Psychological testing is also discriminated against. The clearest example is the association of learning disorders with ADHD. Most studies show that at least 1/3 of people with ADHD have associated learning disorders. There are currently some managed care companies that not only have no psychologists to do this testing, they only allow for testing based on "medical necessity" whatever that might be. Psychologists that do testing are essentially managed right out of managed care companies or are so unavailable that it takes months or longer to do the testing. My speculation is that any quality improvement program on this issue for any managed care company would indicate either inadequate levels of testing and/or overdiagnosis of ADHD. It could easily be accomplished by looking at the number of ADHD prescriptions and determining if any testing had been done. It turns out managed care companies are the worst at determining the level of prescribing, psychotherapy and psychological testing needed to treat any population of people with mental illness.
Those are a few of my ideas just looking at the graphic. I am sure that I will have some more posts on this in the future. My main point this evening is that it is certainly understandable to try to fight this battle with special interest politicians but it is generally a battle that cannot be won at that level. Politicians will deplete time and money and give you nothing in return. There are just too many people who think that they should be able to prescribe medications irrespective of their training relative to the training of physicians. The only way to beat them is to excel and pull away looking at them in the rear-view mirror.
One thing is for sure - if I come to your clinic to see a Cardiologist - I better be seeing a Cardiologist and not a prescriber.
George Dawson, MD, DFAPA
In thinking a little bit more about the current MPS approach, I came up with an alternative. I would ask MPS members to send in all of the medical problems and diagnoses they have made in the course of their practice on a month to month basis and compile them on the web site. That would go a long way toward differentiating medical and psychiatric practice from non-medical mental health practice. I would include diagnosing and treating complications of medical treatment. That would make more of an impact than the current infographic.
The graphic at the top is from the referenced source. I am a member and Past President of the MPS and a Distinguished Fellow of the APA. Use of this graphic is for commentary purposes and does not imply endorsement of me by the MPS or APA, although that should be fairly obvious.

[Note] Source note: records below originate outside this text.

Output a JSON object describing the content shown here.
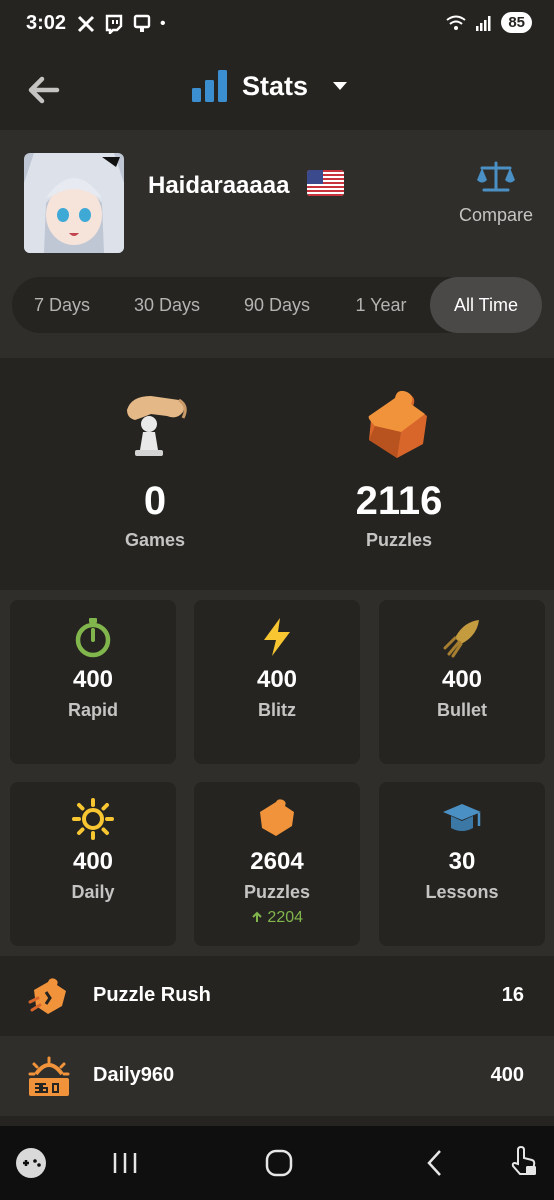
{
  "status_bar": {
    "time": "3:02",
    "dot": "•",
    "battery": "85"
  },
  "header": {
    "title": "Stats",
    "back_icon": "arrow-left-icon",
    "title_icon": "bar-chart-icon",
    "dropdown_icon": "caret-down-icon"
  },
  "profile": {
    "username": "Haidaraaaaa",
    "flag": "us-flag",
    "compare_label": "Compare"
  },
  "time_ranges": {
    "items": [
      "7 Days",
      "30 Days",
      "90 Days",
      "1 Year",
      "All Time"
    ],
    "active": "All Time"
  },
  "overview": {
    "games": {
      "value": "0",
      "label": "Games"
    },
    "puzzles": {
      "value": "2116",
      "label": "Puzzles"
    }
  },
  "cards": [
    {
      "value": "400",
      "label": "Rapid",
      "icon": "stopwatch-icon"
    },
    {
      "value": "400",
      "label": "Blitz",
      "icon": "lightning-icon"
    },
    {
      "value": "400",
      "label": "Bullet",
      "icon": "rocket-icon"
    },
    {
      "value": "400",
      "label": "Daily",
      "icon": "sun-icon"
    },
    {
      "value": "2604",
      "label": "Puzzles",
      "icon": "puzzle-icon",
      "delta": "2204"
    },
    {
      "value": "30",
      "label": "Lessons",
      "icon": "graduation-cap-icon"
    }
  ],
  "rows": [
    {
      "label": "Puzzle Rush",
      "value": "16",
      "icon": "puzzle-rush-icon"
    },
    {
      "label": "Daily960",
      "value": "400",
      "icon": "daily960-icon"
    }
  ],
  "colors": {
    "background": "#262421",
    "panel": "#302e2b",
    "green": "#81b64c",
    "orange": "#f1933b",
    "blue": "#4a90c4",
    "yellow": "#f7c631"
  }
}
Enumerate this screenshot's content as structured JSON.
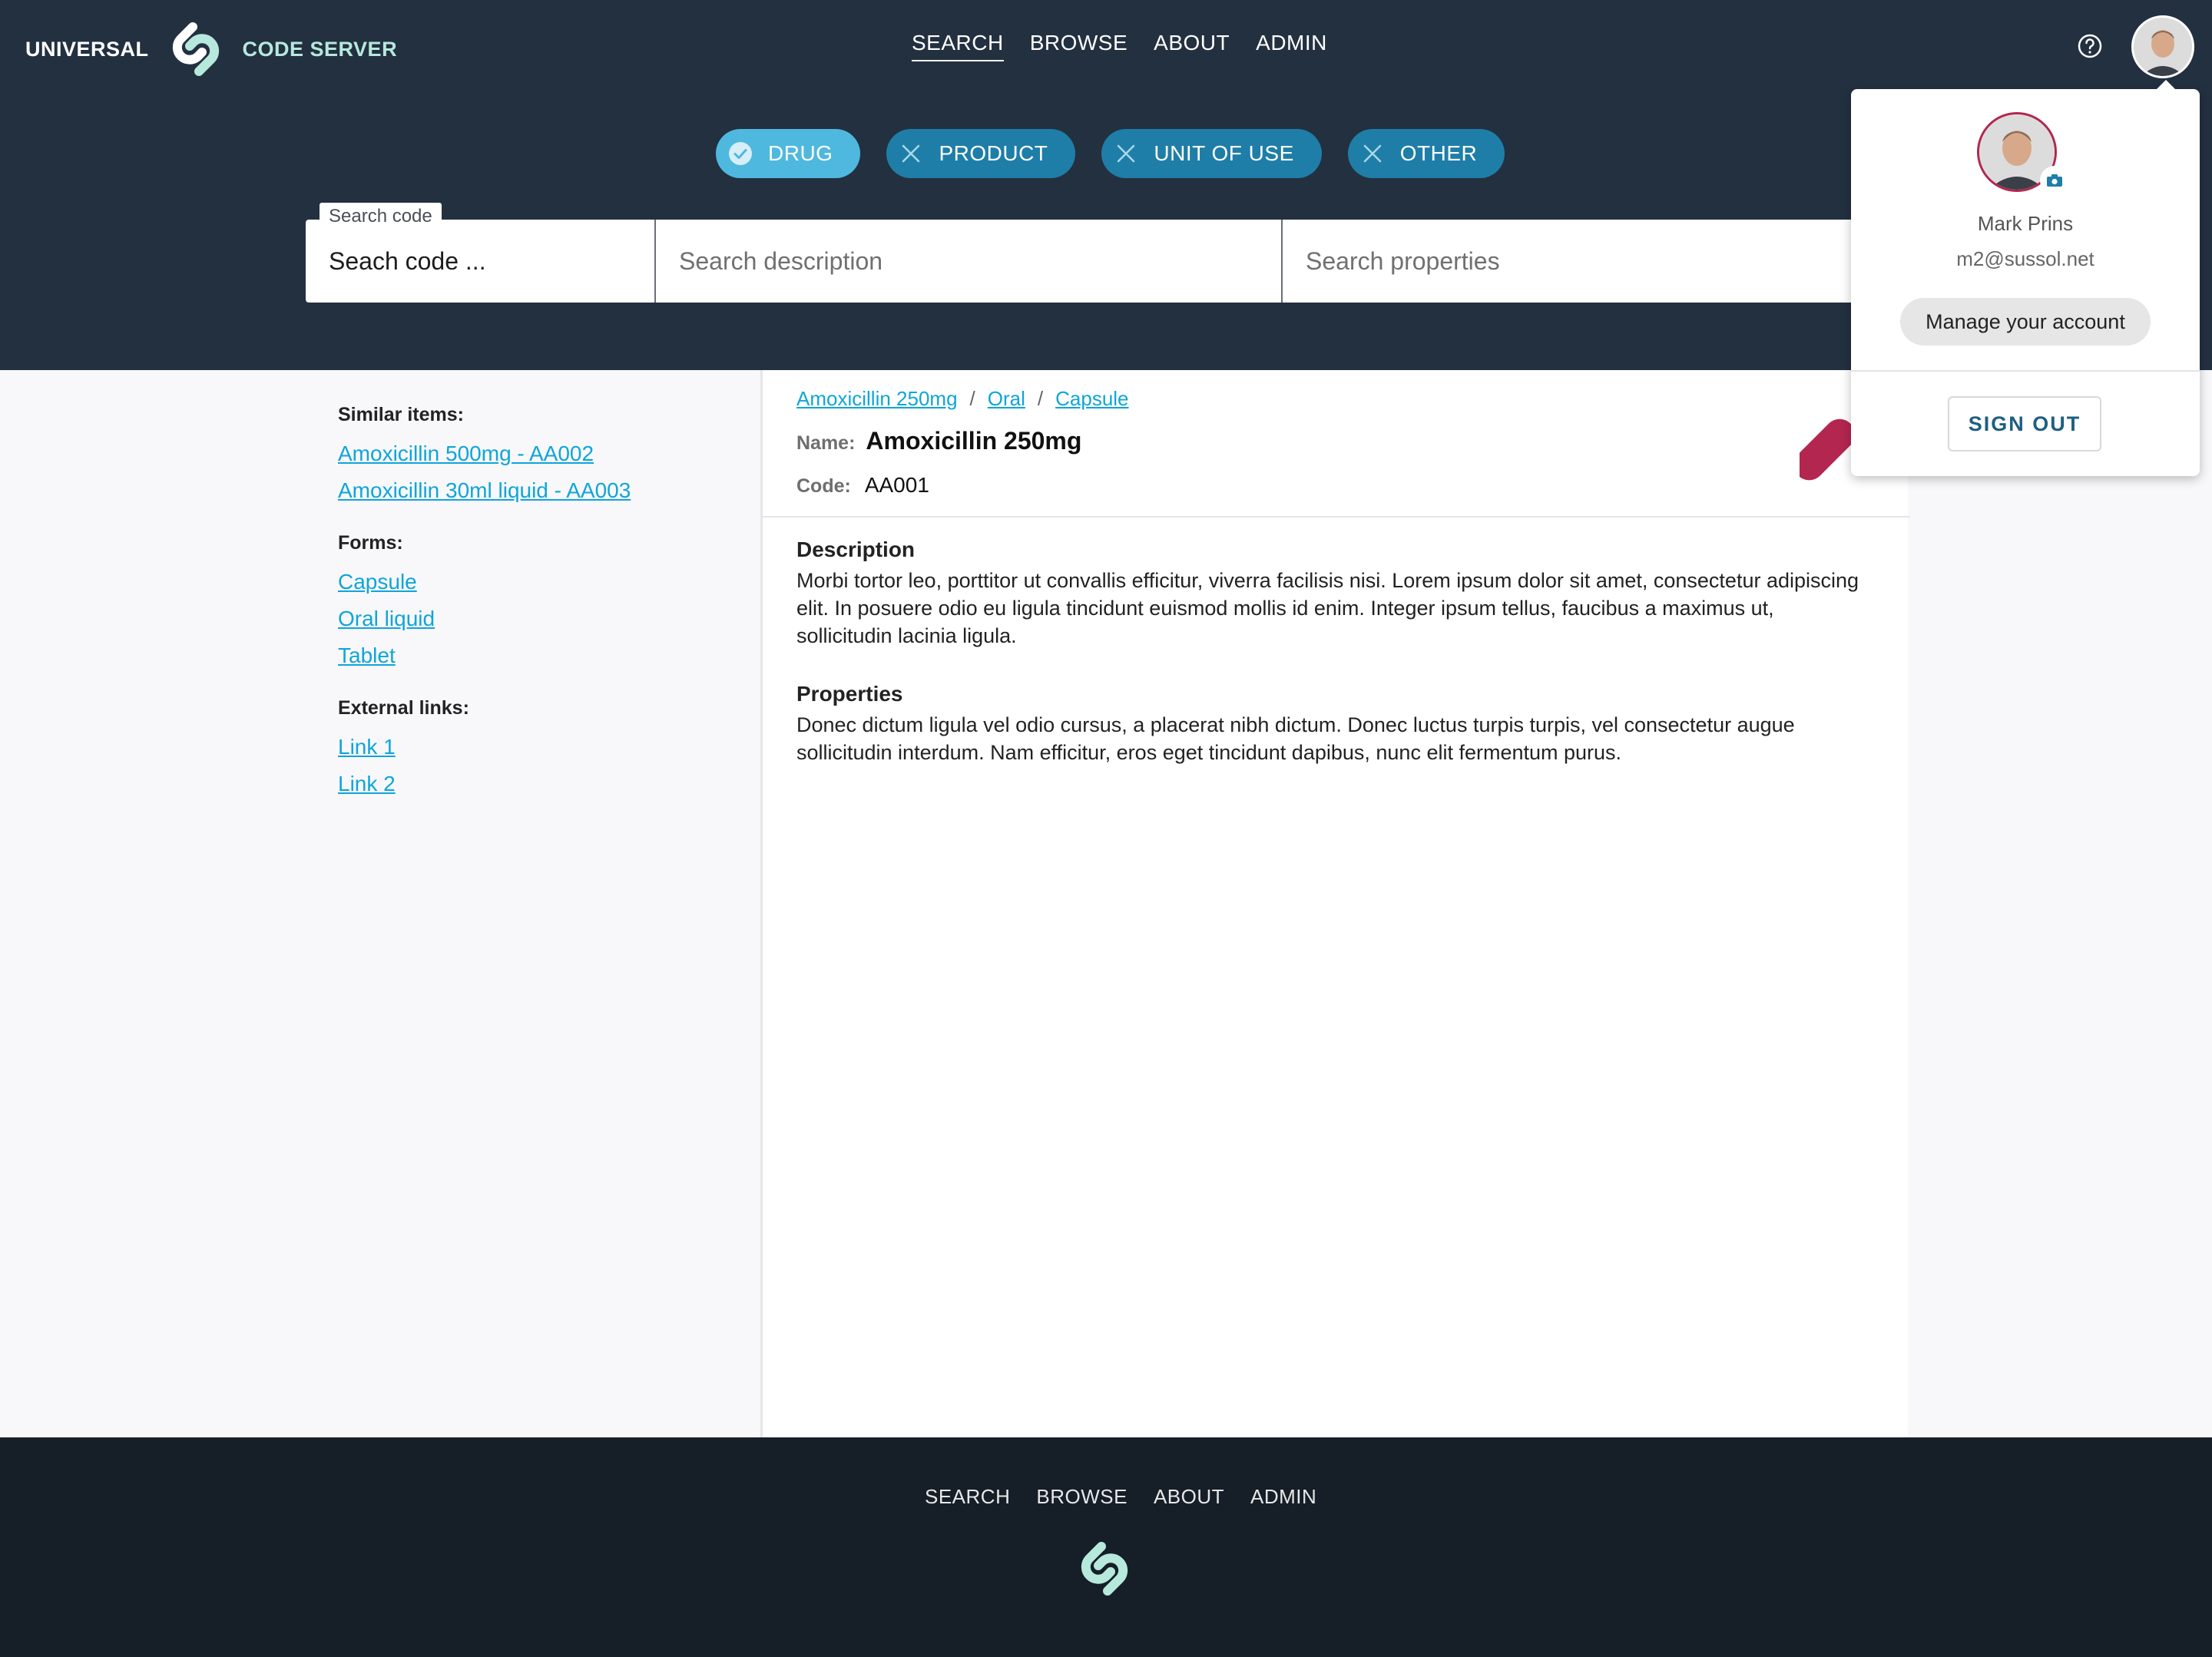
{
  "header": {
    "logo": {
      "left_text": "UNIVERSAL",
      "right_text": "CODE SERVER",
      "icon": "link-logo-icon"
    },
    "nav": [
      "SEARCH",
      "BROWSE",
      "ABOUT",
      "ADMIN"
    ],
    "active_nav": "SEARCH",
    "help_icon": "help-circle-icon",
    "avatar_icon": "user-avatar"
  },
  "filters": [
    {
      "label": "DRUG",
      "selected": true,
      "icon": "check-circle-icon"
    },
    {
      "label": "PRODUCT",
      "selected": false,
      "icon": "close-icon"
    },
    {
      "label": "UNIT OF USE",
      "selected": false,
      "icon": "close-icon"
    },
    {
      "label": "OTHER",
      "selected": false,
      "icon": "close-icon"
    }
  ],
  "search": {
    "code_label": "Search code",
    "code_placeholder": "Seach code ...",
    "description_placeholder": "Search description",
    "properties_placeholder": "Search properties"
  },
  "sidebar": {
    "similar_title": "Similar items:",
    "similar": [
      "Amoxicillin 500mg - AA002",
      "Amoxicillin 30ml liquid - AA003"
    ],
    "forms_title": "Forms:",
    "forms": [
      "Capsule",
      "Oral liquid",
      "Tablet"
    ],
    "external_title": "External links:",
    "external": [
      "Link 1",
      "Link 2"
    ]
  },
  "detail": {
    "breadcrumb": [
      "Amoxicillin 250mg",
      "Oral",
      "Capsule"
    ],
    "breadcrumb_sep": "/",
    "name_label": "Name:",
    "name": "Amoxicillin 250mg",
    "code_label": "Code:",
    "code": "AA001",
    "description_title": "Description",
    "description": "Morbi tortor leo, porttitor ut convallis efficitur, viverra facilisis nisi. Lorem ipsum dolor sit amet, consectetur adipiscing elit. In posuere odio eu ligula tincidunt euismod mollis id enim. Integer ipsum tellus, faucibus a maximus ut, sollicitudin lacinia ligula.",
    "properties_title": "Properties",
    "properties": "Donec dictum ligula vel odio cursus, a placerat nibh dictum. Donec luctus turpis turpis, vel consectetur augue sollicitudin interdum. Nam efficitur, eros eget tincidunt dapibus, nunc elit fermentum purus.",
    "form_icon": "capsule-icon"
  },
  "account": {
    "name": "Mark Prins",
    "email": "m2@sussol.net",
    "manage_label": "Manage your account",
    "signout_label": "SIGN OUT",
    "camera_icon": "camera-icon"
  },
  "footer": {
    "nav": [
      "SEARCH",
      "BROWSE",
      "ABOUT",
      "ADMIN"
    ],
    "logo_icon": "link-logo-icon"
  },
  "colors": {
    "header_bg": "#233040",
    "footer_bg": "#161e28",
    "chip": "#1e7ea7",
    "chip_selected": "#4fb8df",
    "link": "#0fa5d9",
    "accent_mint": "#b6e9dc",
    "capsule": "#b3264f"
  }
}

As far as the graphic goes I realize that I am not the target audience here, but even with that premise the graphic appears to seriously dumb down what I do on a daily basis. That is one of the central problems in trying to condense and compare 8 years of education and training to someone with essentially no training at all in medicine.